Contrary to common belief, black holes don’t swallow everything that comes nearby. In fact, they expel a good part of the gas of the centre of galaxies. This happens when a wind of ionized gas is formed in the vicinity of the black hole. In the case of supermassive black holes that occur at the centre of many galaxies, they produce a wind that can interact with the galaxy itself shaping its evolution through time. We may say that this wind could come in two “flavours”: in form of radiation emitted from a disc before falling onto the black hole or a jet of particles launched in opposite directions perpendicular to the same disc. We know, for instance, that they keep the intergalactic gas hot and prevent the galaxy from growing bigger, suppressing star formation in most of them.
The tricky part here is how these winds efficiently couples its energy to the gas around the galactic nucleus: radiative winds basically pass through the gas and jets are too collimated to push the gas away. Since the power of these winds depends on the amount of gas that falls onto the black hole, this is an even more delicate problem when we are talking about nearby galaxies, which have much less fuel to feed the black hole. In short, we are able to explain the transfer of energy from the winds to the surrounding gas only in very specific cases, although we see its effect in a broad range of galaxies. The lack of a consistent link between the winds and the interstellar gas tells us that something is missing.
Therefore, one of the mysteries that has never been fully explained is where, why, and how these winds are formed. Because of this, we sought to answer these questions by exploring the canonical galaxy NGC 1068, the first active nucleus discovered in the sky.
By looking at NGC 1068 using archival data obtained with adaptive optics in the infrared and eight-metre telescopes of the Very Large Telescope (ESO) and Gemini North, we found that the wind is formed in two stages. In the first stage, the strong radiative wind that comes from the disc around the black hole (primary wind) impacts a torus of dust and gas, located three light-years from the black hole. This impact evaporates the torus, accelerating it outwards and ionizing part of the gas it contains.
The second stage of the wind formation is more dramatic and occurs when a powerful jet of particles, collimated by a strong central magnetic field, hits a large molecular cloud (made mainly of atoms of hydrogen), located at about a hundred light-years from the black hole. Without a confining surface, the jet would dissipate its energy in an almost useless way out of the galaxy, but with the energy injected in this cloud, it could be spread by means of a thermal wind (called the secondary wind), capable of blowing out the gas to even more distant regions from the nucleus.

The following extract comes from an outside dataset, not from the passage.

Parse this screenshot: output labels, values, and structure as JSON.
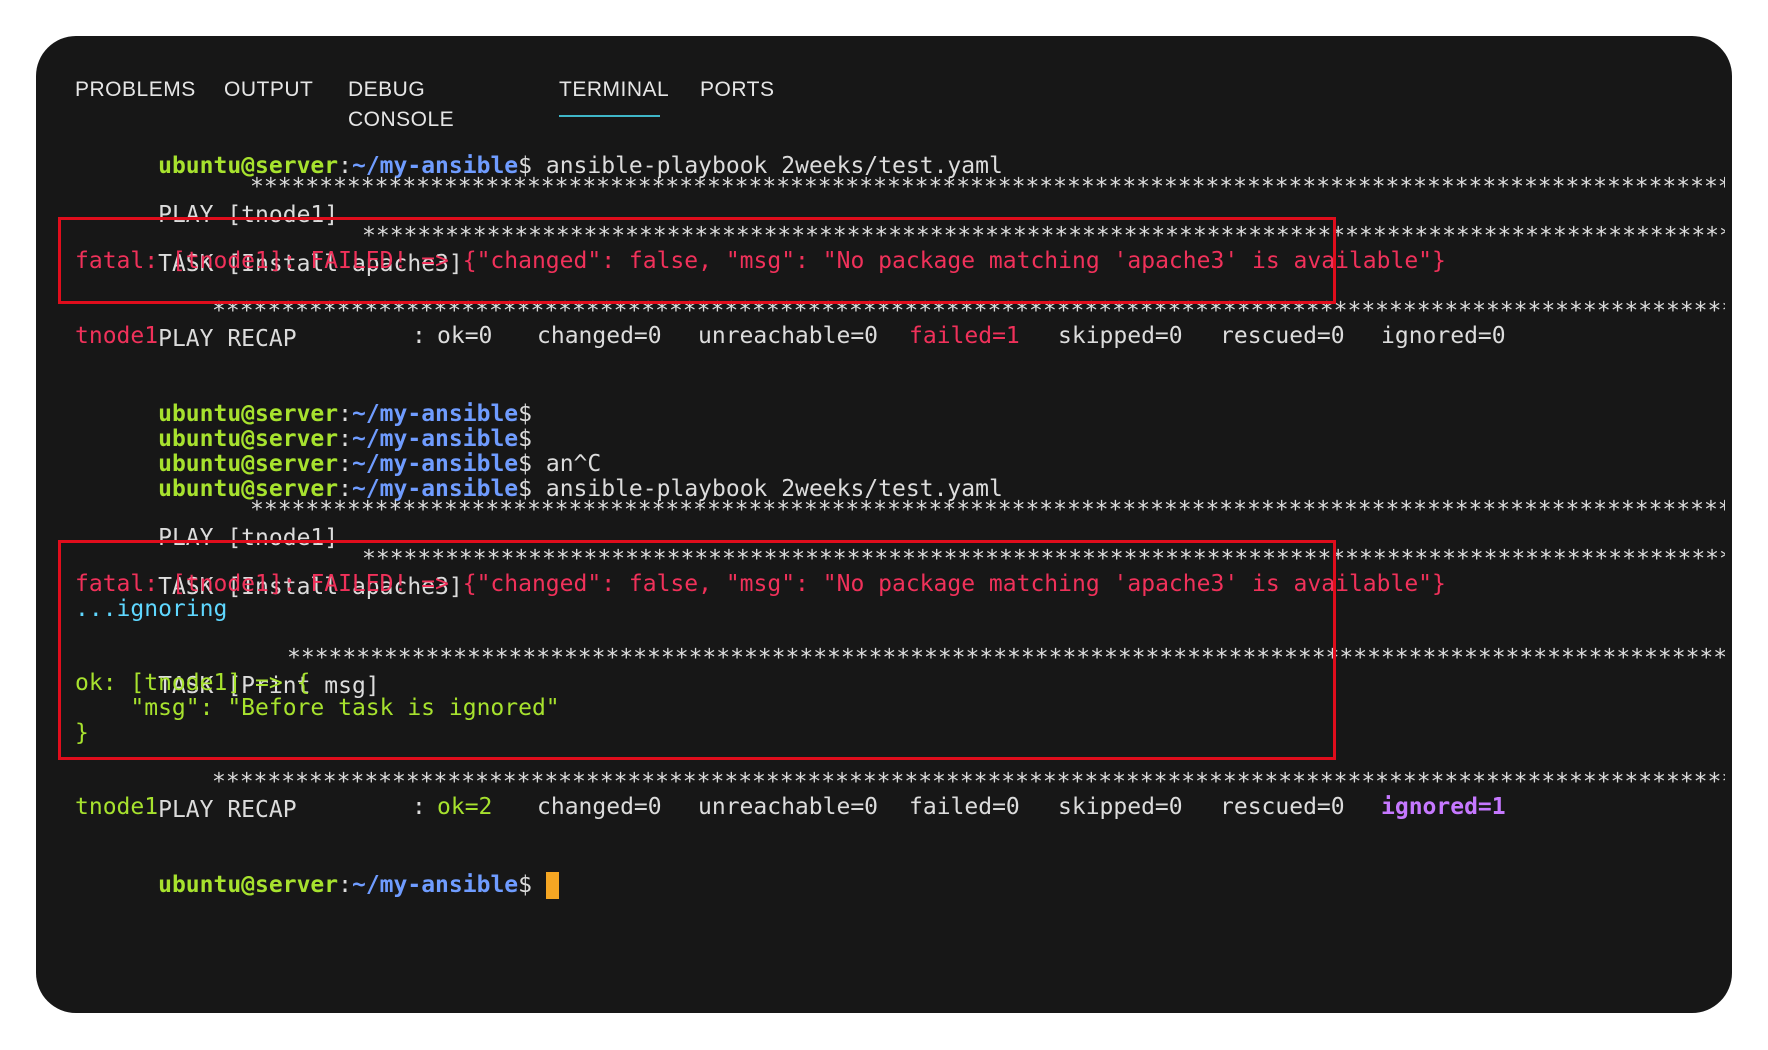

We can compare this mechanism to partially covering a high pressure garden hose with a finger: the water would escape with a high velocity jet-like beam. If this beam hits a hard spot in the way, the water will be inevitably spread in all directions. Therefore, this second stage enables the huge amount of kinetic energy concentrated only in a narrow open angle of the jet to be re-distributed in a wider way, coming out from a region far away from the black hole. The heated gas and the thermal radiation would be blown away, accelerating the interstellar material outwards in a way that the radiative wind from the central disc would not be able to, since at these distances it would be very rarefied.
The wind formed with these high velocities is confined to the interior of an hour-glass-like geometry. The walls of this hour-glass, seen through iron emission lines, glow in the radiation emitted by low-velocity gas. However, both structures (distinguished by their velocities) have distinct reasons to present similar orientations: the walls of the hour-glass are excited by the radiation that escapes from the central disc (without accelerating them) and the high-velocity gas comes in the preferred direction from where the jet is bent and spread by the cloud. Although we may not see this specific configuration in other galaxies, the same mechanism could play a similar role in expelling the nuclear gas. This would happen when a jet hits a dense molecular material, known to be very common in the centre of all active galaxies, such as the dusty torus around black holes.
The discovery of these new mechanisms fills an important gap in the understanding of galaxy formation because it shows that black holes are capable of blowing out the surrounding gas more efficiently than we knew before. Without this, virtually all the existing matter would be trapped in stars in a kind of “super-galaxy”. The Universe would be darker and colder, since stars have a limited luminous lifetime. Such black holes keep the intergalactic gas hot, which will eventually form new stars, as if we have living-galaxies slowly breathing through the cosmos.
Featured image credit: Hubble Space Telescope image of Messier 77 spiral galaxy by NASA, ESA & A. van der Hoeven. Public domain via Wikimedia Commons.